» TASK
For each entry, repeat the text exactly and omit any picture it holds.
(Beginning of RECORDED DATA)
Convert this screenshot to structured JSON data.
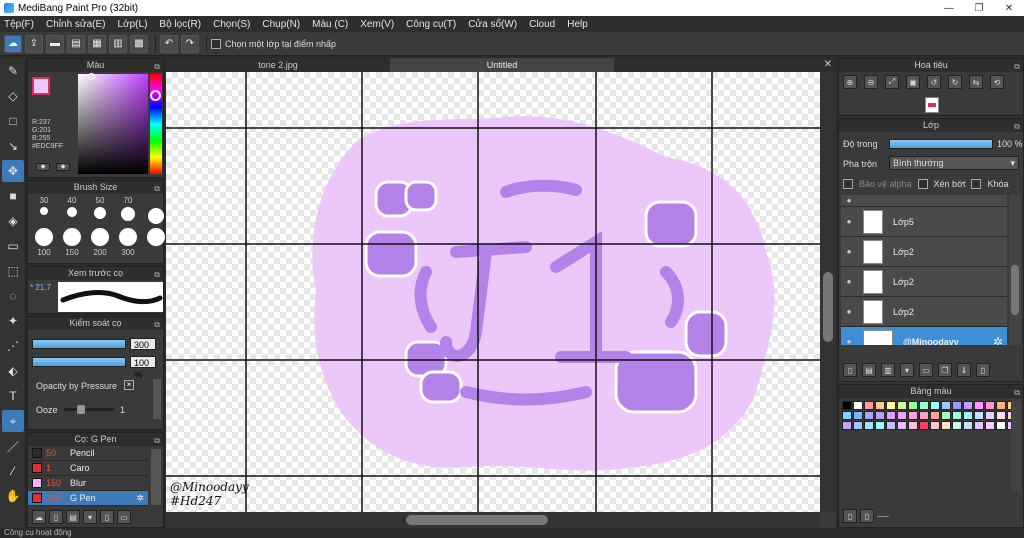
{
  "window": {
    "title": "MediBang Paint Pro (32bit)"
  },
  "menu": [
    "Tệp(F)",
    "Chỉnh sửa(E)",
    "Lớp(L)",
    "Bộ lọc(R)",
    "Chọn(S)",
    "Chụp(N)",
    "Màu (C)",
    "Xem(V)",
    "Công cụ(T)",
    "Cửa sổ(W)",
    "Cloud",
    "Help"
  ],
  "toolbar": {
    "select_layer_label": "Chọn một lớp tại điểm nhấp"
  },
  "tabs": [
    "tone 2.jpg",
    "Untitled"
  ],
  "color_panel": {
    "title": "Màu",
    "r": "R:237",
    "g": "G:201",
    "b": "B:255",
    "hex": "#EDC9FF",
    "fg_color": "#edc9ff",
    "bg_color": "#ffffff"
  },
  "brush_size_panel": {
    "title": "Brush Size",
    "row1": [
      "30",
      "40",
      "50",
      "70"
    ],
    "row2": [
      "100",
      "150",
      "200",
      "300"
    ]
  },
  "preview_panel": {
    "title": "Xem trước cọ",
    "value": "* 21.7"
  },
  "brush_control": {
    "title": "Kiểm soát cọ",
    "size_value": "300",
    "opacity_value": "100 %",
    "opacity_pressure_label": "Opacity by Pressure",
    "opacity_pressure_check": "×",
    "ooze_label": "Ooze",
    "ooze_value": "1",
    "ooze_level": 0.3
  },
  "brush_list": {
    "title": "Cọ: G Pen",
    "items": [
      {
        "size": "50",
        "name": "Pencil",
        "color": "#2b2b2b"
      },
      {
        "size": "1",
        "name": "Caro",
        "color": "#e03030"
      },
      {
        "size": "150",
        "name": "Blur",
        "color": "#f2b4f2"
      },
      {
        "size": "300",
        "name": "G Pen",
        "color": "#e03030"
      }
    ]
  },
  "navigator": {
    "title": "Hoa tiêu"
  },
  "layer_panel": {
    "title": "Lớp",
    "opacity_label": "Độ trong",
    "opacity_value": "100 %",
    "blend_label": "Pha trộn",
    "blend_value": "Bình thường",
    "protect_alpha": "Bảo vệ alpha",
    "clipping": "Xén bớt",
    "lock": "Khóa",
    "layers": [
      {
        "name": "Lớp5"
      },
      {
        "name": "Lớp2"
      },
      {
        "name": "Lớp2"
      },
      {
        "name": "Lớp2"
      },
      {
        "name": "@Minoodayy"
      }
    ]
  },
  "palette_panel": {
    "title": "Bảng màu",
    "colors": [
      "#000000",
      "#ffffff",
      "#ff9999",
      "#ffcc99",
      "#ffff99",
      "#ccff99",
      "#99ff99",
      "#99ffcc",
      "#99ffff",
      "#99ccff",
      "#9999ff",
      "#cc99ff",
      "#ff99ff",
      "#ff99cc",
      "#ffb380",
      "#ffd27f",
      "#7fd1ff",
      "#7fb2ff",
      "#9fa8ff",
      "#b8a0ff",
      "#d6a0ff",
      "#f0a0ff",
      "#ffa0e0",
      "#ffa0c0",
      "#ffa0a0",
      "#a0ffc0",
      "#a0ffe0",
      "#a0f0ff",
      "#c0e0ff",
      "#e0d0ff",
      "#ffe0f0",
      "#ffd0d0",
      "#c8a0ff",
      "#a0c8ff",
      "#a0e0ff",
      "#a0ffff",
      "#c0c0ff",
      "#e0c0ff",
      "#ffc0e0",
      "#ff4060",
      "#ffc8c8",
      "#ffe0c8",
      "#c8ffe0",
      "#c8e0ff",
      "#e0c8ff",
      "#ffc8ff",
      "#ffffff",
      "#edc9ff"
    ],
    "footer": "----"
  },
  "canvas_art": {
    "watermark1": "@Minoodayy",
    "watermark2": "#Hd247"
  },
  "status": "Công cụ hoạt động"
}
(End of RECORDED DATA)
» WRITTEN RESPONSE
Convert this screenshot to structured JSON data.
{
  "window": {
    "title": "MediBang Paint Pro (32bit)"
  },
  "menu": [
    "Tệp(F)",
    "Chỉnh sửa(E)",
    "Lớp(L)",
    "Bộ lọc(R)",
    "Chọn(S)",
    "Chụp(N)",
    "Màu (C)",
    "Xem(V)",
    "Công cụ(T)",
    "Cửa sổ(W)",
    "Cloud",
    "Help"
  ],
  "toolbar": {
    "select_layer_label": "Chọn một lớp tại điểm nhấp"
  },
  "tabs": [
    "tone 2.jpg",
    "Untitled"
  ],
  "color_panel": {
    "title": "Màu",
    "r": "R:237",
    "g": "G:201",
    "b": "B:255",
    "hex": "#EDC9FF",
    "fg_color": "#edc9ff",
    "bg_color": "#ffffff"
  },
  "brush_size_panel": {
    "title": "Brush Size",
    "row1": [
      "30",
      "40",
      "50",
      "70"
    ],
    "row2": [
      "100",
      "150",
      "200",
      "300"
    ]
  },
  "preview_panel": {
    "title": "Xem trước cọ",
    "value": "* 21.7"
  },
  "brush_control": {
    "title": "Kiểm soát cọ",
    "size_value": "300",
    "opacity_value": "100 %",
    "opacity_pressure_label": "Opacity by Pressure",
    "opacity_pressure_check": "×",
    "ooze_label": "Ooze",
    "ooze_value": "1",
    "ooze_level": 0.3
  },
  "brush_list": {
    "title": "Cọ: G Pen",
    "items": [
      {
        "size": "50",
        "name": "Pencil",
        "color": "#2b2b2b"
      },
      {
        "size": "1",
        "name": "Caro",
        "color": "#e03030"
      },
      {
        "size": "150",
        "name": "Blur",
        "color": "#f2b4f2"
      },
      {
        "size": "300",
        "name": "G Pen",
        "color": "#e03030"
      }
    ]
  },
  "navigator": {
    "title": "Hoa tiêu"
  },
  "layer_panel": {
    "title": "Lớp",
    "opacity_label": "Độ trong",
    "opacity_value": "100 %",
    "blend_label": "Pha trộn",
    "blend_value": "Bình thường",
    "protect_alpha": "Bảo vệ alpha",
    "clipping": "Xén bớt",
    "lock": "Khóa",
    "layers": [
      {
        "name": "Lớp5"
      },
      {
        "name": "Lớp2"
      },
      {
        "name": "Lớp2"
      },
      {
        "name": "Lớp2"
      },
      {
        "name": "@Minoodayy"
      }
    ]
  },
  "palette_panel": {
    "title": "Bảng màu",
    "colors": [
      "#000000",
      "#ffffff",
      "#ff9999",
      "#ffcc99",
      "#ffff99",
      "#ccff99",
      "#99ff99",
      "#99ffcc",
      "#99ffff",
      "#99ccff",
      "#9999ff",
      "#cc99ff",
      "#ff99ff",
      "#ff99cc",
      "#ffb380",
      "#ffd27f",
      "#7fd1ff",
      "#7fb2ff",
      "#9fa8ff",
      "#b8a0ff",
      "#d6a0ff",
      "#f0a0ff",
      "#ffa0e0",
      "#ffa0c0",
      "#ffa0a0",
      "#a0ffc0",
      "#a0ffe0",
      "#a0f0ff",
      "#c0e0ff",
      "#e0d0ff",
      "#ffe0f0",
      "#ffd0d0",
      "#c8a0ff",
      "#a0c8ff",
      "#a0e0ff",
      "#a0ffff",
      "#c0c0ff",
      "#e0c0ff",
      "#ffc0e0",
      "#ff4060",
      "#ffc8c8",
      "#ffe0c8",
      "#c8ffe0",
      "#c8e0ff",
      "#e0c8ff",
      "#ffc8ff",
      "#ffffff",
      "#edc9ff"
    ],
    "footer": "----"
  },
  "canvas_art": {
    "watermark1": "@Minoodayy",
    "watermark2": "#Hd247"
  },
  "status": "Công cụ hoạt động"
}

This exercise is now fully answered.